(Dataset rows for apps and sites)
⟨

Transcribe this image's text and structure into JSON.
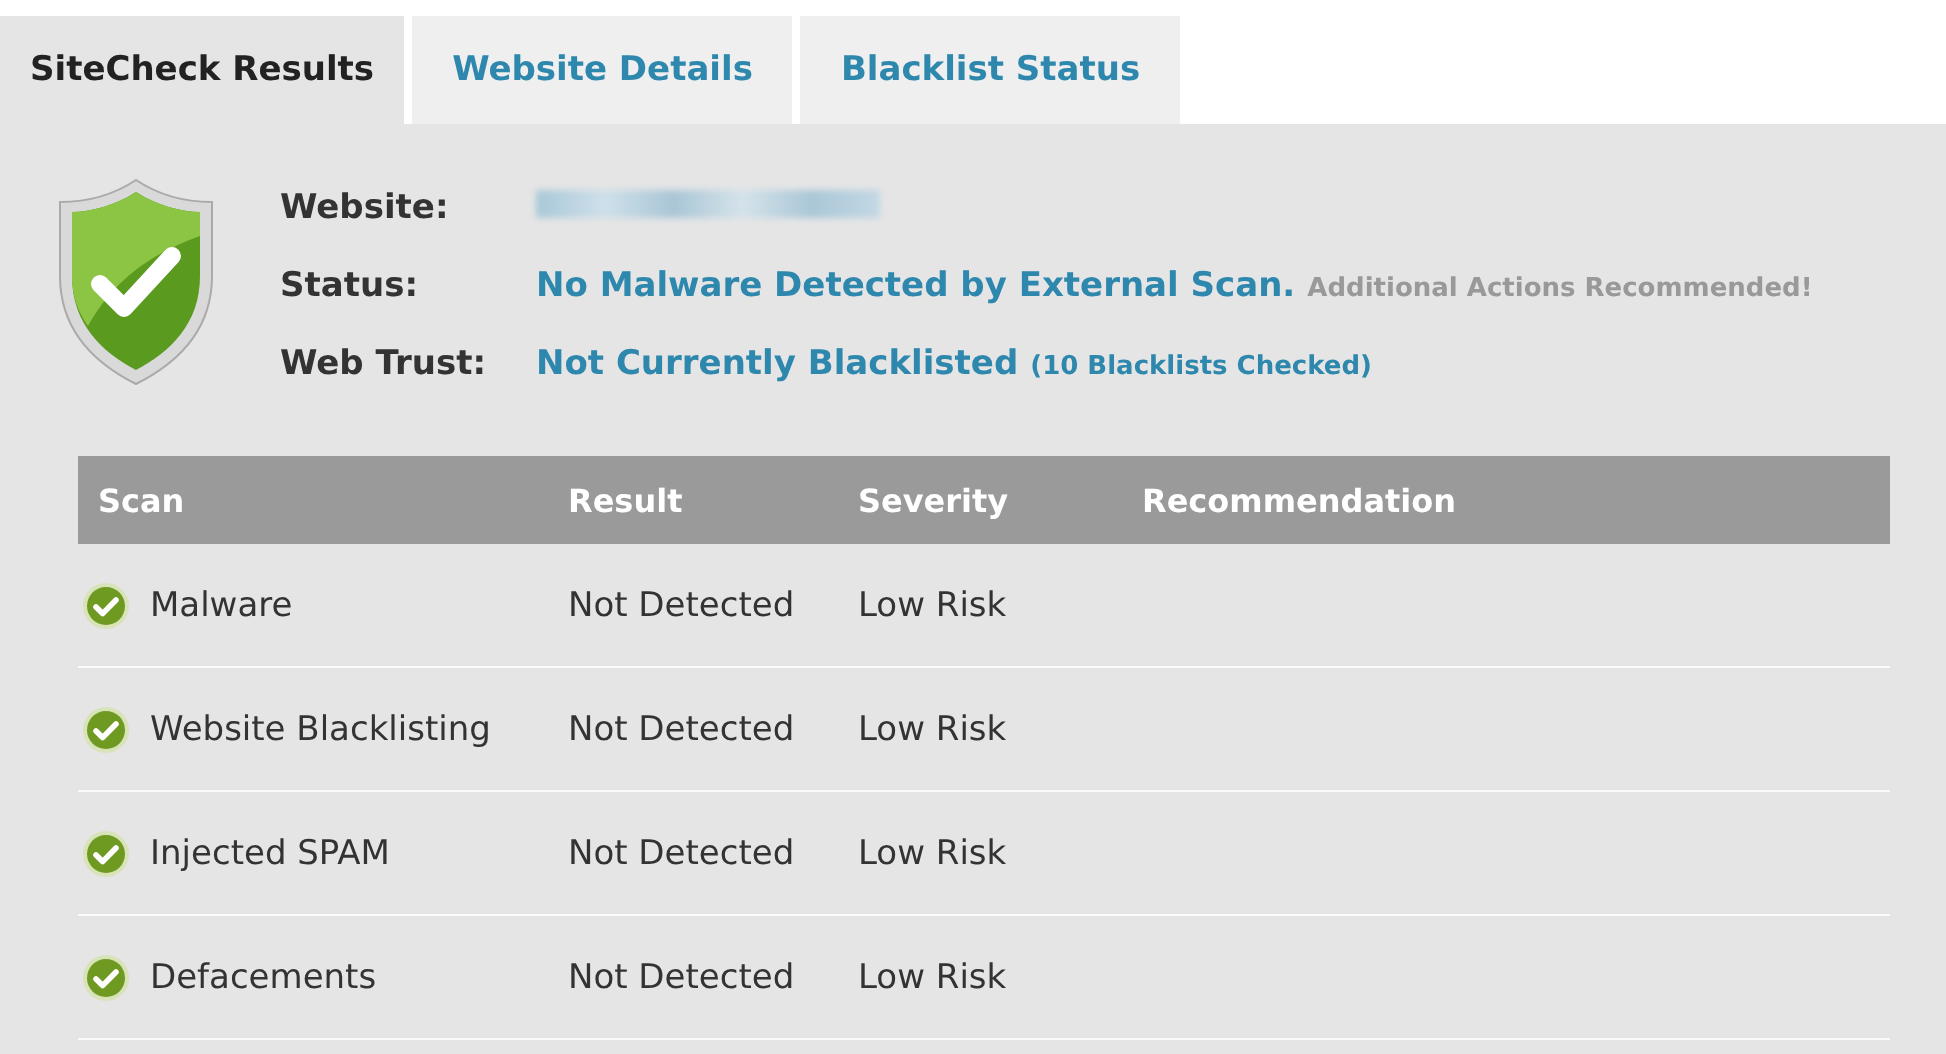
{
  "tabs": [
    {
      "label": "SiteCheck Results",
      "selected": true
    },
    {
      "label": "Website Details",
      "selected": false
    },
    {
      "label": "Blacklist Status",
      "selected": false
    }
  ],
  "summary": {
    "passed": true,
    "rows": [
      {
        "kind": "redacted",
        "label": "Website:"
      },
      {
        "kind": "text",
        "label": "Status:",
        "value": "No Malware Detected by External Scan.",
        "note": {
          "text": "Additional Actions Recommended!",
          "color": "#999999"
        }
      },
      {
        "kind": "text",
        "label": "Web Trust:",
        "value": "Not Currently Blacklisted",
        "note": {
          "text": "(10 Blacklists Checked)",
          "color": "#2e87ad"
        }
      }
    ]
  },
  "table": {
    "columns": [
      "Scan",
      "Result",
      "Severity",
      "Recommendation"
    ],
    "rows": [
      {
        "passed": true,
        "scan": "Malware",
        "result": "Not Detected",
        "severity": "Low Risk"
      },
      {
        "passed": true,
        "scan": "Website Blacklisting",
        "result": "Not Detected",
        "severity": "Low Risk"
      },
      {
        "passed": true,
        "scan": "Injected SPAM",
        "result": "Not Detected",
        "severity": "Low Risk"
      },
      {
        "passed": true,
        "scan": "Defacements",
        "result": "Not Detected",
        "severity": "Low Risk"
      }
    ]
  }
}
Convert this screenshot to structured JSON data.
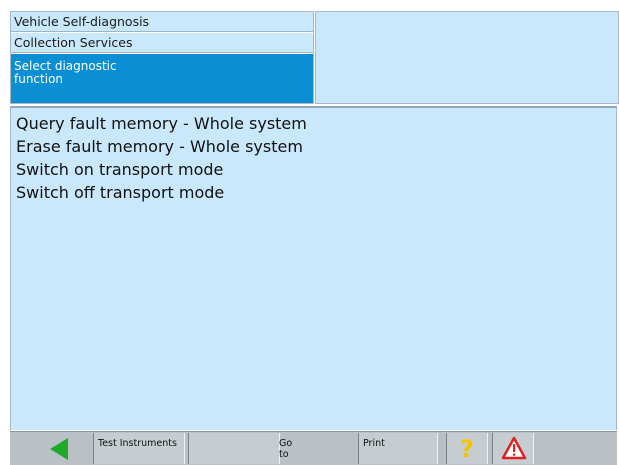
{
  "breadcrumbs": [
    "Vehicle Self-diagnosis",
    "Collection Services",
    "Select diagnostic function"
  ],
  "functions": [
    "Query fault memory - Whole system",
    "Erase fault memory - Whole system",
    "Switch on transport mode",
    "Switch off transport mode"
  ],
  "toolbar": {
    "test_instruments": "Test Instruments",
    "goto": "Go to",
    "print": "Print"
  },
  "icons": {
    "back": "back-arrow-icon",
    "help": "help-icon",
    "warning": "warning-icon"
  },
  "colors": {
    "panel_bg": "#c9e8fb",
    "selected": "#0a8fd4",
    "back_arrow": "#1faa2a",
    "help": "#f5c400",
    "warning": "#e02020"
  }
}
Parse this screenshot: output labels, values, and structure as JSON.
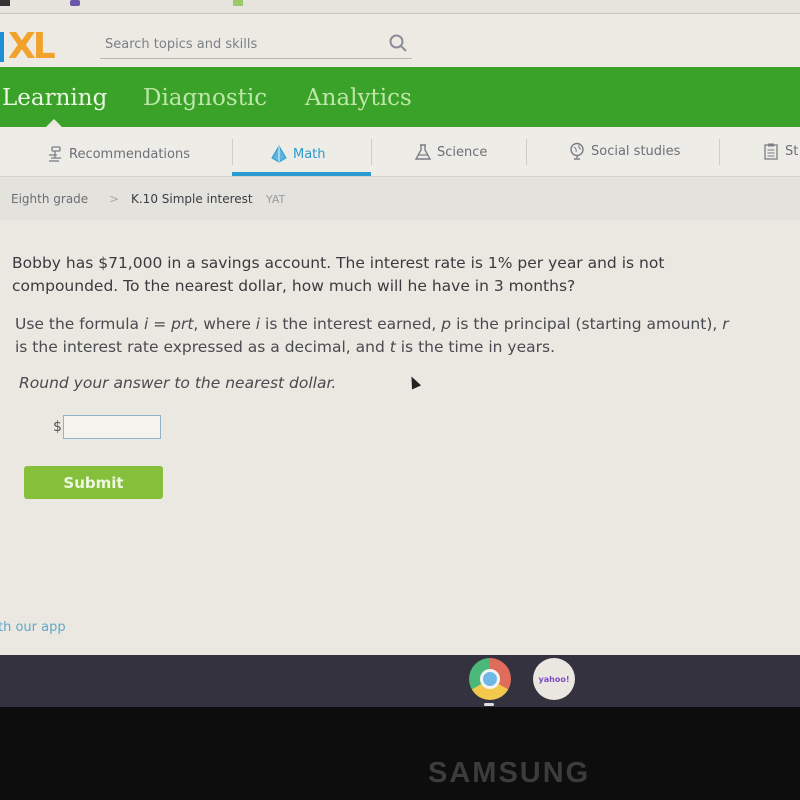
{
  "app": {
    "logo_text": "XL",
    "search": {
      "placeholder": "Search topics and skills",
      "value": ""
    },
    "main_nav": [
      {
        "label": "Learning",
        "active": true
      },
      {
        "label": "Diagnostic",
        "active": false
      },
      {
        "label": "Analytics",
        "active": false
      }
    ],
    "subjects": [
      {
        "label": "Recommendations",
        "icon": "recommendations-icon",
        "active": false
      },
      {
        "label": "Math",
        "icon": "pyramid-icon",
        "active": true
      },
      {
        "label": "Science",
        "icon": "flask-icon",
        "active": false
      },
      {
        "label": "Social studies",
        "icon": "globe-icon",
        "active": false
      },
      {
        "label": "St",
        "icon": "clipboard-icon",
        "active": false
      }
    ],
    "breadcrumb": {
      "grade": "Eighth grade",
      "separator": ">",
      "skill": "K.10 Simple interest",
      "code": "YAT"
    },
    "question": {
      "main": "Bobby has $71,000 in a savings account. The interest rate is 1% per year and is not compounded. To the nearest dollar, how much will he have in 3 months?",
      "formula_parts": {
        "a": "Use the formula ",
        "i1": "i",
        "b": " = ",
        "prt": "prt",
        "c": ", where ",
        "i2": "i",
        "d": " is the interest earned, ",
        "p": "p",
        "e": " is the principal (starting amount), ",
        "r": "r",
        "f": "is the interest rate expressed as a decimal, and ",
        "t": "t",
        "g": " is the time in years."
      },
      "round_instruction": "Round your answer to the nearest dollar."
    },
    "answer": {
      "prefix": "$",
      "value": ""
    },
    "submit_label": "Submit",
    "app_link": "th our app",
    "colors": {
      "green_nav": "#3aa228",
      "math_accent": "#2a9ad0",
      "submit": "#86c03a",
      "logo_orange": "#f2a22a",
      "logo_blue": "#1e8fd6"
    }
  },
  "shelf": {
    "apps": [
      {
        "name": "Chrome"
      },
      {
        "name": "Yahoo",
        "label": "yahoo!"
      }
    ]
  },
  "device": {
    "brand": "SAMSUNG"
  }
}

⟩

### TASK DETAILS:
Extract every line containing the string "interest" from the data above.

### TASK ANSWER:
      "skill": "K.10 Simple interest",
      "main": "Bobby has $71,000 in a savings account. The interest rate is 1% per year and is not compounded. To the nearest dollar, how much will he have in 3 months?",
        "d": " is the interest earned, ",
        "f": "is the interest rate expressed as a decimal, and ",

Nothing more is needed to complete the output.